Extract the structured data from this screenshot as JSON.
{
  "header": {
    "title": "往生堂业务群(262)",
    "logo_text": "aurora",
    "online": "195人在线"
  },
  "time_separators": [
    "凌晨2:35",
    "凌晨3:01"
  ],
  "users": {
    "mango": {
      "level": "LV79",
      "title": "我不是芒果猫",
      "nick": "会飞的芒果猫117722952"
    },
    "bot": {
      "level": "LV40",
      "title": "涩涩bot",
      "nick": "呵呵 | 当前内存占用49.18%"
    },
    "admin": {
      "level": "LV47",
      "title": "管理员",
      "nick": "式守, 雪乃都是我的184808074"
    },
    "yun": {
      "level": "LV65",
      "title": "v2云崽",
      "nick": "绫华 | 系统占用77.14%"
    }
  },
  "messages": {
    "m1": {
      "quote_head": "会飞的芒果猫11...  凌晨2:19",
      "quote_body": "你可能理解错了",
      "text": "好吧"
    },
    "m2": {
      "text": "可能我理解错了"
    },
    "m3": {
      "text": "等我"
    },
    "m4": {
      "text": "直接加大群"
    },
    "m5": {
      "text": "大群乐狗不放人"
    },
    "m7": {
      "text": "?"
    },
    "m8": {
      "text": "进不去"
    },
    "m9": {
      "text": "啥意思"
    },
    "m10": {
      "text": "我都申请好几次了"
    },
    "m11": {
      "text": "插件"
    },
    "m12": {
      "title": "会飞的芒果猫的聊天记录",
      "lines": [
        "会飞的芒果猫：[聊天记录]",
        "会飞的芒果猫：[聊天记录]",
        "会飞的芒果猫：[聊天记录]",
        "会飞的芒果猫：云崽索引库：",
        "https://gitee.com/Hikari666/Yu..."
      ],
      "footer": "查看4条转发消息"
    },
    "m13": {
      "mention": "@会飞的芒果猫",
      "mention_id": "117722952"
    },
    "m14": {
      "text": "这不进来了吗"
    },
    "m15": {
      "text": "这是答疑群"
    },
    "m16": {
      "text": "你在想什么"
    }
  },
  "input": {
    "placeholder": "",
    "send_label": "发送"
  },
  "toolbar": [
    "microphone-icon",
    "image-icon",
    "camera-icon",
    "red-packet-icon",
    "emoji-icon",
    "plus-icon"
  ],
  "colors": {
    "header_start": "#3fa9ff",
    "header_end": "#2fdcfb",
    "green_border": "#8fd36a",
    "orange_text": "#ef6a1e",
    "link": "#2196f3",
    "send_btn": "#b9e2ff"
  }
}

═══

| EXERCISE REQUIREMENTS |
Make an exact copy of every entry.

| EXERCISE RESULT |
Extract the structured data from this screenshot as JSON.
{
  "header": {
    "title": "往生堂业务群(262)",
    "logo_text": "aurora",
    "online": "195人在线"
  },
  "time_separators": [
    "凌晨2:35",
    "凌晨3:01"
  ],
  "users": {
    "mango": {
      "level": "LV79",
      "title": "我不是芒果猫",
      "nick": "会飞的芒果猫117722952"
    },
    "bot": {
      "level": "LV40",
      "title": "涩涩bot",
      "nick": "呵呵 | 当前内存占用49.18%"
    },
    "admin": {
      "level": "LV47",
      "title": "管理员",
      "nick": "式守, 雪乃都是我的184808074"
    },
    "yun": {
      "level": "LV65",
      "title": "v2云崽",
      "nick": "绫华 | 系统占用77.14%"
    }
  },
  "messages": {
    "m1": {
      "quote_head": "会飞的芒果猫11...  凌晨2:19",
      "quote_body": "你可能理解错了",
      "text": "好吧"
    },
    "m2": {
      "text": "可能我理解错了"
    },
    "m3": {
      "text": "等我"
    },
    "m4": {
      "text": "直接加大群"
    },
    "m5": {
      "text": "大群乐狗不放人"
    },
    "m7": {
      "text": "?"
    },
    "m8": {
      "text": "进不去"
    },
    "m9": {
      "text": "啥意思"
    },
    "m10": {
      "text": "我都申请好几次了"
    },
    "m11": {
      "text": "插件"
    },
    "m12": {
      "title": "会飞的芒果猫的聊天记录",
      "lines": [
        "会飞的芒果猫：[聊天记录]",
        "会飞的芒果猫：[聊天记录]",
        "会飞的芒果猫：[聊天记录]",
        "会飞的芒果猫：云崽索引库：",
        "https://gitee.com/Hikari666/Yu..."
      ],
      "footer": "查看4条转发消息"
    },
    "m13": {
      "mention": "@会飞的芒果猫",
      "mention_id": "117722952"
    },
    "m14": {
      "text": "这不进来了吗"
    },
    "m15": {
      "text": "这是答疑群"
    },
    "m16": {
      "text": "你在想什么"
    }
  },
  "input": {
    "placeholder": "",
    "send_label": "发送"
  },
  "toolbar": [
    "microphone-icon",
    "image-icon",
    "camera-icon",
    "red-packet-icon",
    "emoji-icon",
    "plus-icon"
  ],
  "colors": {
    "header_start": "#3fa9ff",
    "header_end": "#2fdcfb",
    "green_border": "#8fd36a",
    "orange_text": "#ef6a1e",
    "link": "#2196f3",
    "send_btn": "#b9e2ff"
  }
}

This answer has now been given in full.